Become a great clinician with our video courses and workshops

Video Transcript

[00:00:00] Exhaled gas concentrations can also provide information on the uniformity of inspired gas distribution throughout the lungs. When we exhale, the concentration of gases in the expirate changes from beginning to end of expiration. If a gas is distributed non-uniformly throughout the lungs, the changes and concentration of the gas, throughout expiration, will be greater than normal.

[00:00:30] The single-breath nitrogen washout test is based on this hypothesis. The seated patient takes two breaths of air and exhales to residual volume. Then, the valve on the mouthpiece, is turned to administer 100% oxygen. The patient takes a deep breath of the oxygen to total lung capacity and then exhales slowly to residual volume. The concentration of nitrogen in the expired

[00:01:00] gas is measured continuously using a nitrogen meter. Additionally, exhaled volume is measured using a pneumotachograph. A plot of exhaled nitrogen concentration versus exhaled volume is generated. A typical plot appears as follows: four relatively discrete phases of the curve, I, II, III, and IV are depicted. Phase

[00:01:30] one represents the initial portion of the expirate, which is devoid of nitrogen, since pure oxygen was inhaled during the previous breath. This portion represents gas, residing in the proximal airways, from the end of the prior inspiration. Phase two constitutes a mixture of gas, from the central airways and the alveoli. Phase three is defined by a mixture of gases from the lung apices, mid lung zones,

[00:02:00] and lung bases. And phase four constitutes gas arising predominantly from the apices, as the airways at the bases close, as lower lung volumes are approached. With inspiration, most inspired gas goes to the bases where there are more alveoli and where the alveoli are less distended than those in the apices, and hence, can expand more. As a result,

[00:02:30] the inhaled pure oxygen is primarily distributed to the bases, diluting the nitrogen in that region and accounting for a concentration difference in nitrogen between the apices and the bases. During exhalation, the decreased elastic recoil of the lung and narrowing of small airways cause closure of small airways at the bases of the lungs. As this happens, the contribution of gas from

[00:03:00] basilar alveoli to the expired gas concentration decreases. And as exhalation progresses, more exhaled gas comes from the apices, which represent the less diluted alveolar air, which is higher in nitrogen concentration. The exhaled volume from the onset of phase four, to the end of the expiratory maneuver, is known as closing volume. Remember, this is the

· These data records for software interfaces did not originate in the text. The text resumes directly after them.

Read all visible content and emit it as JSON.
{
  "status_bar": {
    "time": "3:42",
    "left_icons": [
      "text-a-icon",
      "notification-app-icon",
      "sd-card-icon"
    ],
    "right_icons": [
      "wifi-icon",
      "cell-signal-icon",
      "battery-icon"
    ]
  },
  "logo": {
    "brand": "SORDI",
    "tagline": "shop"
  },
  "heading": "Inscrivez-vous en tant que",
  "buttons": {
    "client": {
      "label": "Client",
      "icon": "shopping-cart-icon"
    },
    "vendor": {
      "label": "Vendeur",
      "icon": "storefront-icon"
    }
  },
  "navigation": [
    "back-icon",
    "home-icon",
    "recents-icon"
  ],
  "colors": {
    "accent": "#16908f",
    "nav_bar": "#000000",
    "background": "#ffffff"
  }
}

[00:03:30] portion of the exhaled air after the closure of the small airways so a change in this value reflects changes in the small airways. Normal closing volume is about 10% of vital capacity. With small airways disease, aging, premature closure of airways, or cigarette smoking, closing volume is increased. In patients greater than 50 years of age, closing volume may be

[00:04:00] 25% of vital capacity.